Full frame cameras, like the 5D Mark III, actually have a sensor area that is larger than a frame of 35mm motion picture film. Motion picture film is essentially the same size as 35mm still film, but because cinema cameras run the film vertically instead of horizontally, it produces a smaller frame. Coincidentally, the frame it produces is almost exactly the same size as an APS-C sensor. So, if exactly mimicking the look of film is your goal, an APS-C sensor is the way to go. (On the new full frame Nikon D4 and D800, users actually have have the option of shooting full HD video in either full frame or a “DX Crop” mode equivalent to APS-C sensors.) Because of the larger recording area, full frame HDSLRs will allow you to achieve an even shallower depth of field, lens-for-lens, than most cinema film cameras.

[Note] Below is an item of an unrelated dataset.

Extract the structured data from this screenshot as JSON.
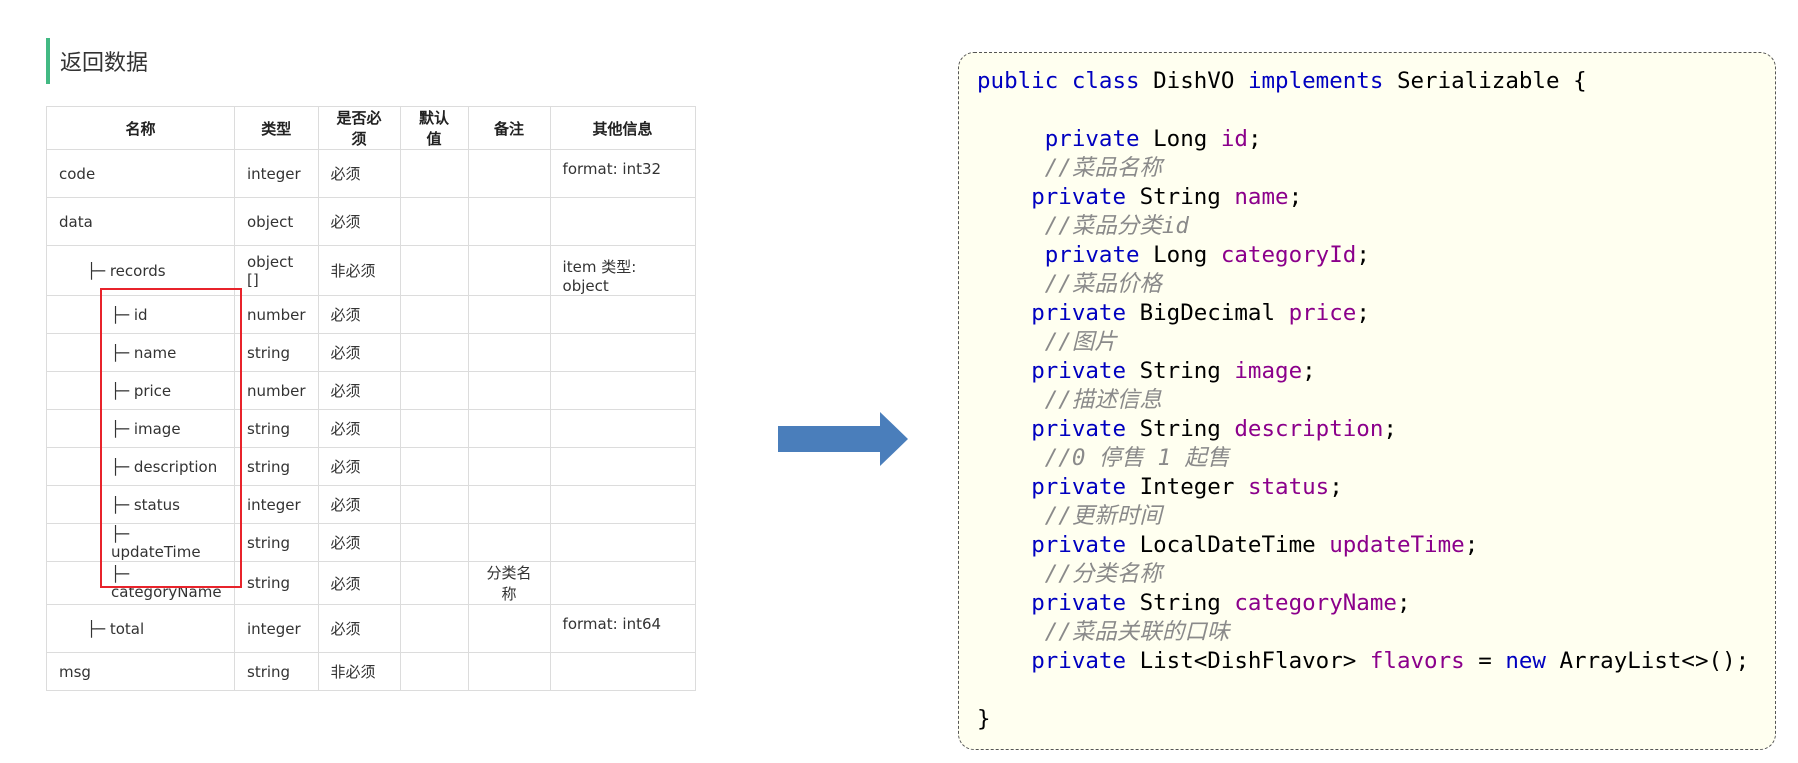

Remember, just because you can doesn’t mean you should: the “5D look” is a term often used to describe videos with so little depth of field that it seems like nothing is in focus at all. Sometimes, shooting a smaller sensor camera—like the affordable and surprisingly feature rich Panasonic GH2—can actually help you out by giving you a longer depth of field, while still maintaining most of the “film look.”
As I touched on last time, the problem with HDSLRs is that, well, they were never made to be video cameras. While recording limits have improved with the new generation of cameras, documentarians may still prefer to shoot with a traditional camcorder where they can “set it and forget it.” Professional camcorders offer many features that HDSLR’s lack, most notably dual XLR inputs for high quality synchronous audio recording. XLR inputs can be added to an HDSLR with the likes of a BeachTek mixer, or asynchronously with a Zoom H4n, but those are additional accessories you have to buy and tote around with you. Camcorders also have many tools built in to assist the shooter, like false color, peaking, zebra stripes, and waveform displays. Some of these things you can make up for on an HDSLR by using an external monitor, but again, that’s another accessory purchase. In documentaries, content is king—the look is secondary. A camcorder could make your life much easier.
If this has left you wishing for the “best of both worlds” of HDSLRs and camcorders, you’re not alone. And the camera companies are listening. Sony’s F3, FS100, and Canon’s new C300 are all interchangeable lens video cameras built around a large “Super35” sensor (roughly the same image area as APS-C). Of course, these cameras come at a pretty steep price, ranging from about $6000 to $20,000, but they are thousands cheaper than previous cinema cameras. The Sony cameras, in particular, feature a very short flange distance on the lens mount—meaning you can adapt many lenses from other manufactures to the camera, giving you the ultimate creative control.
The tool you choose for the job is up to you, but the most important thing to remember is that you have options. HDSLRs are the hot thing right now, and their importance in the cinema scene cannot be understated. But that does not mean you need one. If you’re a still photographer, an HDSLR is probably the easiest path for you to take toward video. If you’re coming from a video background, however, it’s a good idea to think about what you’re giving up before switching from a camcorder.